Shutter Speed: Shutter speed (TV) determines how long light is let in for. Think of it like a door in a dark room the setting is how long the door is open for. Because shutter speed is timed it is written in seconds (3" = 3 seconds) or more commnonly fractions of seconds (1/100 = one hundreth of a second). The faster the shutter speed the faster the camera can capture motion. Shutter speed is essential for capturing moving subjects!Longer shutter speeds can also be used to create cool effects with light and water.

Shutter Speed

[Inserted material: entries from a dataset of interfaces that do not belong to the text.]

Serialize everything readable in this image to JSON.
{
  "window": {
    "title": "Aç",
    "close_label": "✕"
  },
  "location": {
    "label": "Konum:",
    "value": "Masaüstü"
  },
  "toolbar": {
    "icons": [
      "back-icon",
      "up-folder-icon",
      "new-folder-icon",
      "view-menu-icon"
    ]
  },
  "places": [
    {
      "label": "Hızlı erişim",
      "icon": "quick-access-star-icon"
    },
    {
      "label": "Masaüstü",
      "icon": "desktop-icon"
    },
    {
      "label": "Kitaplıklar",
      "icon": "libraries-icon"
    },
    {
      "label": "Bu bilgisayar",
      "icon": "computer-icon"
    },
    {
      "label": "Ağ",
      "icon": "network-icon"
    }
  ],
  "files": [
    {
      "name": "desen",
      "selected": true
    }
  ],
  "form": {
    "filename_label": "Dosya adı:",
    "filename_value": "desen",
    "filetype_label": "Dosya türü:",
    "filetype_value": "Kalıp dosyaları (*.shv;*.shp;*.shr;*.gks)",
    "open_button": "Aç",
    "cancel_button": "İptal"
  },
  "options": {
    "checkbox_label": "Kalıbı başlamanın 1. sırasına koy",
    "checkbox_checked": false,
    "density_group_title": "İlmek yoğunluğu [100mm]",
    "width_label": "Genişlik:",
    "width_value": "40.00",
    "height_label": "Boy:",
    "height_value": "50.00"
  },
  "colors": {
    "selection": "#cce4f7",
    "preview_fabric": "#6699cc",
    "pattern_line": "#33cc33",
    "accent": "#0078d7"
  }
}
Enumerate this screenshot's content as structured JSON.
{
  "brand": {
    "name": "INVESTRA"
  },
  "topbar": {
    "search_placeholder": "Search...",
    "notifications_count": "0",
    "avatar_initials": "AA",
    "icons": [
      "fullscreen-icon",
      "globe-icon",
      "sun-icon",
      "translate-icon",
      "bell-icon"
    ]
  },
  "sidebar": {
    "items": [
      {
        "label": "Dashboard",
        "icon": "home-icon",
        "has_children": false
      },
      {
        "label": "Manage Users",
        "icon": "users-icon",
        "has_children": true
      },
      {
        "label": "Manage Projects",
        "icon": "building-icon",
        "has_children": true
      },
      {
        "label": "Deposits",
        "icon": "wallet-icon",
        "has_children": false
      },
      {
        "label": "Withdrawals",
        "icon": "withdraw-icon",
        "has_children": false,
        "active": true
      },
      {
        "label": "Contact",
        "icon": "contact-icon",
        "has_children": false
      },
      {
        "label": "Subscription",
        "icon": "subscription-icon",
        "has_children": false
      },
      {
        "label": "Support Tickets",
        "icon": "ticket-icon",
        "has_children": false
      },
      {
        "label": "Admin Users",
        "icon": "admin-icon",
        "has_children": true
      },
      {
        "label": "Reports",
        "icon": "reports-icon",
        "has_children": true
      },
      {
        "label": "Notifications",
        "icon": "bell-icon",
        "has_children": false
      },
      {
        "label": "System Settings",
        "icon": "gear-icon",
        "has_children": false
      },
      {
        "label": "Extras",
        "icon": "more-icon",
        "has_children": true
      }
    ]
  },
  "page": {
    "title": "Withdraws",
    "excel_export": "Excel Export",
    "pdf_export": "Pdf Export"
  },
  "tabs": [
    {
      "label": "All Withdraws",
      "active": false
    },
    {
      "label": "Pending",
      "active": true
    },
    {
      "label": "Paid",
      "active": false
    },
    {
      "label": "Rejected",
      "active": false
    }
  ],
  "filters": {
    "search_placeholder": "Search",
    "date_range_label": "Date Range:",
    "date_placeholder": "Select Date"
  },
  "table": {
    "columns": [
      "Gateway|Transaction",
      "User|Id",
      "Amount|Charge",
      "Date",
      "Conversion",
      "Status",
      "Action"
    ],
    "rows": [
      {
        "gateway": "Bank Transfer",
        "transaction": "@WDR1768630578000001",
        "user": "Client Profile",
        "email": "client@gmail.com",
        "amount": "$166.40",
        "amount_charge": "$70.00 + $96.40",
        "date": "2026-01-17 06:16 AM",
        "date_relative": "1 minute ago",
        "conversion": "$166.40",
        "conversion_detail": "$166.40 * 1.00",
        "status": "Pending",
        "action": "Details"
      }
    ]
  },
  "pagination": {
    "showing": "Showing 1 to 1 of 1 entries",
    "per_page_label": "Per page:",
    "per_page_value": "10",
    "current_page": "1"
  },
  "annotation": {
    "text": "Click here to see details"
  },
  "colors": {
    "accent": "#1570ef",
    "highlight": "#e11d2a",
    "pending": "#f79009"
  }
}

ISO: ISO is how senstive the sensor (or film) is to light the lower the number the less senstive, the higher the number the more senstive. A high ISO is highly senstive to light and can help get good pictures in dark areas, however this comes at a cost. The higher the ISO the more distorted the picture gets, the bigger the picture is printed the more obvious this becomes. In digital images these distortions look really bad. The lower the ISO the more creamy and sharp the picture becomes.

Iso

Working Together

Aperture, Shutter Speed, and ISO work together and the combination results in an Exposure (EV). This exposure can be too light, too dark, or just right.

 

You cannot adjust one of the big three without effecting the others.

 

For example if you increase the shutter speed to be really fast the camera (in TV mode) will try to use the widest aperture setting to get the correct amount of light.

 

Similiarly, if you use a narrow aperture (f/22) the shutter speed will try to adjust to give the camera more time to take the picture for the correct lighting.

 

Setting the ISO really low (100) will make it more difficult for the camera to find the right settings in dark places but will also give you the best quality pictures.

 

Basically it is a balancing act with the big three!